From the Plantation to the Penitentiary
Wynton Marsalis has long been a polarizing figure in American music, starting in the early '80s when, as a young trumpet phenom, he became jazz's self-appointed reactionary, criticizing electric and avant-garde jazz and sometimes pop music in general, while advocating a return to acoustic virtues. The trumpeter's nascent, small-ensemble work strongly echoed that of Miles Davis' 1960s quintet; over time, Marsalis regressed back to the early jazz of his hometown New Orleans.
So initially it's a little odd to find Wynton Marsalis trying something new — or at least something that can be construed as forward-looking. I'll pause to give him credit for that ...

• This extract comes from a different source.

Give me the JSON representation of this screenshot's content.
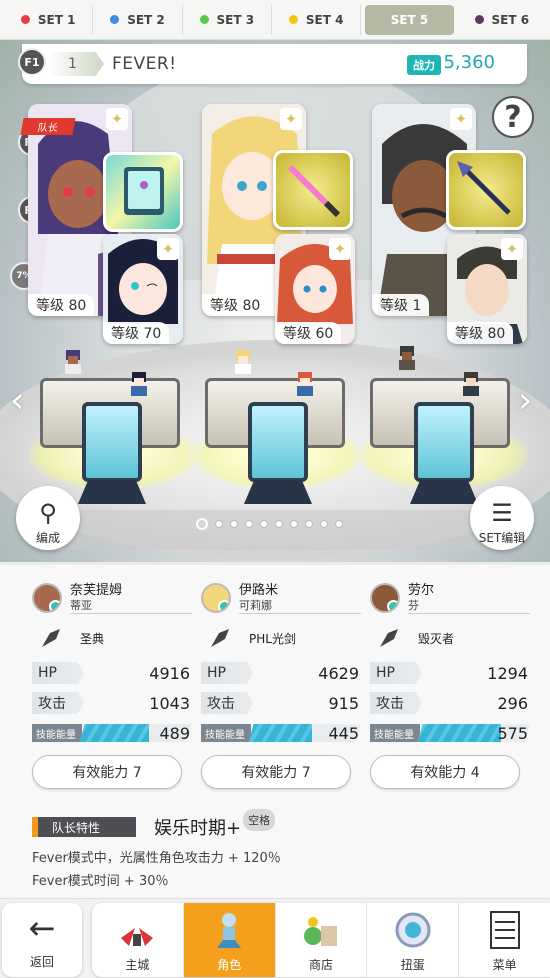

Now to cases: From the Plantation to the Penitentiary is a failure. Whatever people may think of Marsalis as a composer — profound or ponderous (both?) — this new album makes one thing abundantly clear: He's no songwriter. Five of the disc's seven tunes are full-on vocal pieces, with overwrought and sometimes downright awkward melodies that can be grating on the ears. It seems clear that he's allowed his sophisticated harmonic knowledge to stand in the way of writing a pleasing tune. The disc gets off to a woeful start with the simmering, mid-tempo title track and its overly precious dissonances — "sour notes," to put it more succinctly.
While Marsalis does occasionally land on an agreeable melodic line, they're suffocated by constant rhythm shifts, tricky, small-group arrangements and other stuff intended to make the music more "important."
Another red flag in the Marsalis milieu: Beware when he gets topical. On From the Plantation to the Penitentiary, he criticizes the lingering effects of slavery, consumer culture and a lack of leadership in America; he casts hip-hop as the new minstrelsy ("I ain't your bitch I ain't your ho/And public niggerin' has got to go"). While there are some worthy messages here, it's done in such a prosaic, heavy-handed and didactic fashion that it elicits more cringing than enlightenment. (Overall, he's not saying much that we haven't heard before.)
The singer left to interpret all this is 21-year-old Jennifer Sanon. She gives it a game try, but ultimately sounds as if she's working to navigate the words and melodies instead of inhabiting them. A larger question arises: How do you find feeling in songs as stiff and pretentious as these?
Marsalis takes the mic on the album-closing "Where Y'all At?," a second-line chant interspersed with his vocals — kind of a cross between spoken word and rap — jauntily spewing lines like "All you feminists and mothers, fathers and brothers/ I guess you'd pimp your daughters if you had your druthers." (Ouch.)
Not surprisingly, the album's best tune is the instrumental "Doin' (Y)our Thing," its best section a fluid Marsalis trumpet solo over a gliding swing groove. It lasts about two minutes. 1.5 stars —Eric Snider
The Third Hand
Rjd2 earned his rep thanks to his masterful Def Jux debut, Deadringer, back in 2002 — building up intricate, sample-based hip-hop that, for the most part, dispensed with rapping altogether. His skill at layering funky beats and atmospheric touches made words superfluous. With The Third Hand (LP number three), Rj has left Def Jux behind and abandoned straight hip-hop, striking out with a new persona: hip-hop singer/songwriter. You can still hear Rj's past in these songs' funky breakbeats, but this time those drums are backing a series of piano- and guitar-driven pop-rock tunes, with live and legit crooning from Rj. The move is bold. His songwriting skills don't yet match his talent for sonic detail, but this set is surprisingly successful at merging hip-hop with moody folk and pop. Purists on either side of the divide might not dig it, but for those of us in between, The Third Hand sounds damn nice. 3.5 stars —Cooper Levey-Baker
Ricky Skaggs & Bruce Hornsby
Ricky Skaggs and Bruce Hornsby
There must come a time in every country boy's life when he simply must cover "Super Freak," one of many highlights on this choice collaboration between bluegrass great Ricky Skaggs and '80s chart-topper-turned-jam-band-fave Bruce Hornsby. In addition to the hillbilly take on the Rick James classic, there's a poignant reworking of the Hornsby hit "Mandolin Rain," sprite instrumentals such as "Stubb" and ace renditions of public-domain numbers like "The Hills of Mexico." Fans of both artists and several genres should find something to appreciate in this entertaining and impressive joint production. 3.5 stars —Wade Tatangelo